From the entries provided below, copy each line that contains the word "JSON".

# # # # #

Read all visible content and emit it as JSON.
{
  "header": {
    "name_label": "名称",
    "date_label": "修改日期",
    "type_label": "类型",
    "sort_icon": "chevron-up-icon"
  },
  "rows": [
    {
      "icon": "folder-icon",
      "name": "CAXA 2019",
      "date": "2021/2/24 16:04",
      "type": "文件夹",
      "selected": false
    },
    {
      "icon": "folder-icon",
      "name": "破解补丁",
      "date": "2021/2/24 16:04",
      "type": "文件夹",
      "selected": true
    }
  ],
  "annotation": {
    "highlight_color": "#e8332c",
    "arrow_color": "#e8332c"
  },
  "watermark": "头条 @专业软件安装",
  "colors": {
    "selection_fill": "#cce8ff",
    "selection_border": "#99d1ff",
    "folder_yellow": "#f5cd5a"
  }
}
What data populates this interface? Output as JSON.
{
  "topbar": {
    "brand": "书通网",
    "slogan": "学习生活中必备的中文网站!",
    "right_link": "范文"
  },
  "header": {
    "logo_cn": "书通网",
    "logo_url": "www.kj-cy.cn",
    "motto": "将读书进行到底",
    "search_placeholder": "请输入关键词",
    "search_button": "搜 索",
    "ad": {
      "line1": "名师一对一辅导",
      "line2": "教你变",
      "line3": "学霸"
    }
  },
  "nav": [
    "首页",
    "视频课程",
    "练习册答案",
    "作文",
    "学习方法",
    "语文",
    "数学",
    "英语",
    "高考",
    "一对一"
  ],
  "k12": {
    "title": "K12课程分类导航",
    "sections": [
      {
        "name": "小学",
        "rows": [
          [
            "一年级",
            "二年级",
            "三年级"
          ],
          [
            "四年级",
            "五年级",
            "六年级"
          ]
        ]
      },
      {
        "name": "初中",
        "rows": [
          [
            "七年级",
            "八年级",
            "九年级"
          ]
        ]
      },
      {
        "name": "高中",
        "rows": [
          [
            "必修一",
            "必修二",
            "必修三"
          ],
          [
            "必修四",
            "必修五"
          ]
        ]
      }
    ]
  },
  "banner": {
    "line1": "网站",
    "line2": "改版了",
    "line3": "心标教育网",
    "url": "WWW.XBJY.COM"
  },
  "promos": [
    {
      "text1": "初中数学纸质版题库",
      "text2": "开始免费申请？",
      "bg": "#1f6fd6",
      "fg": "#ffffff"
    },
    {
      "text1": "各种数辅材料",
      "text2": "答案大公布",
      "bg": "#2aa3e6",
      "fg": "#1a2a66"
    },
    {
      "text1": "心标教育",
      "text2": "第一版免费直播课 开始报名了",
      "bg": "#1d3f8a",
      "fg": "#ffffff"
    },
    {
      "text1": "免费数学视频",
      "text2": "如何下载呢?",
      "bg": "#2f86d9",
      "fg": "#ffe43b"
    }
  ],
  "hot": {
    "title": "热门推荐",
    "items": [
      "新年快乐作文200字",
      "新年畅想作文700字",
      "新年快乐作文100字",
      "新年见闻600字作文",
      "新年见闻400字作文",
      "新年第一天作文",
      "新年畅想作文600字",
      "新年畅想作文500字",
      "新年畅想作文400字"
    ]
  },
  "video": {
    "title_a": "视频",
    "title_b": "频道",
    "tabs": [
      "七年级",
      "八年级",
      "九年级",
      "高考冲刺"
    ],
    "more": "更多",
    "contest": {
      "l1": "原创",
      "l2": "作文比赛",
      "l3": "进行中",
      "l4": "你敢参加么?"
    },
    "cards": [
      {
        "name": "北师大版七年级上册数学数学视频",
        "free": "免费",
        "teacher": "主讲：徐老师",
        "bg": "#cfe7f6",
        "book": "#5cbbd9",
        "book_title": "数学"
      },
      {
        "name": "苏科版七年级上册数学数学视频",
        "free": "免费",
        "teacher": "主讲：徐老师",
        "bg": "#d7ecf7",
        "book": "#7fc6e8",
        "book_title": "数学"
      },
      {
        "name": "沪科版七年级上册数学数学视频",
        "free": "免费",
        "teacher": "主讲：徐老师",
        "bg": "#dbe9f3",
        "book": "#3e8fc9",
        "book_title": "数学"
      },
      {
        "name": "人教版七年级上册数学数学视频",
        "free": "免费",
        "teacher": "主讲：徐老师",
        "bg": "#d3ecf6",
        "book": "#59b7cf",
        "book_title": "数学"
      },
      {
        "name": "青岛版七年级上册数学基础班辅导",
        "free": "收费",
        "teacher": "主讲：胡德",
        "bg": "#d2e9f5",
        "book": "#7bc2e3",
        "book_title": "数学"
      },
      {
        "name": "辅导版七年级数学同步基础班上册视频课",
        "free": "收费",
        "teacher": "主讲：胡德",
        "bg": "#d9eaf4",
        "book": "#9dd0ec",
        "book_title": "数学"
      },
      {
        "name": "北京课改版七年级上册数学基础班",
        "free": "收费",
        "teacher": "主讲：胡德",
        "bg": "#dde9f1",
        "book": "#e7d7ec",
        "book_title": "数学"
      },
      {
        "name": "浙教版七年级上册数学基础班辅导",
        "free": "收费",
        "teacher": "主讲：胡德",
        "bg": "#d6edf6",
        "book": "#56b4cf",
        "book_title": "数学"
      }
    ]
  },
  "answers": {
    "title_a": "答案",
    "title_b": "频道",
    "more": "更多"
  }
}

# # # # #

■ OUTPUT ■
Read all visible content and emit it as JSON.
What data populates this interface? Output as JSON.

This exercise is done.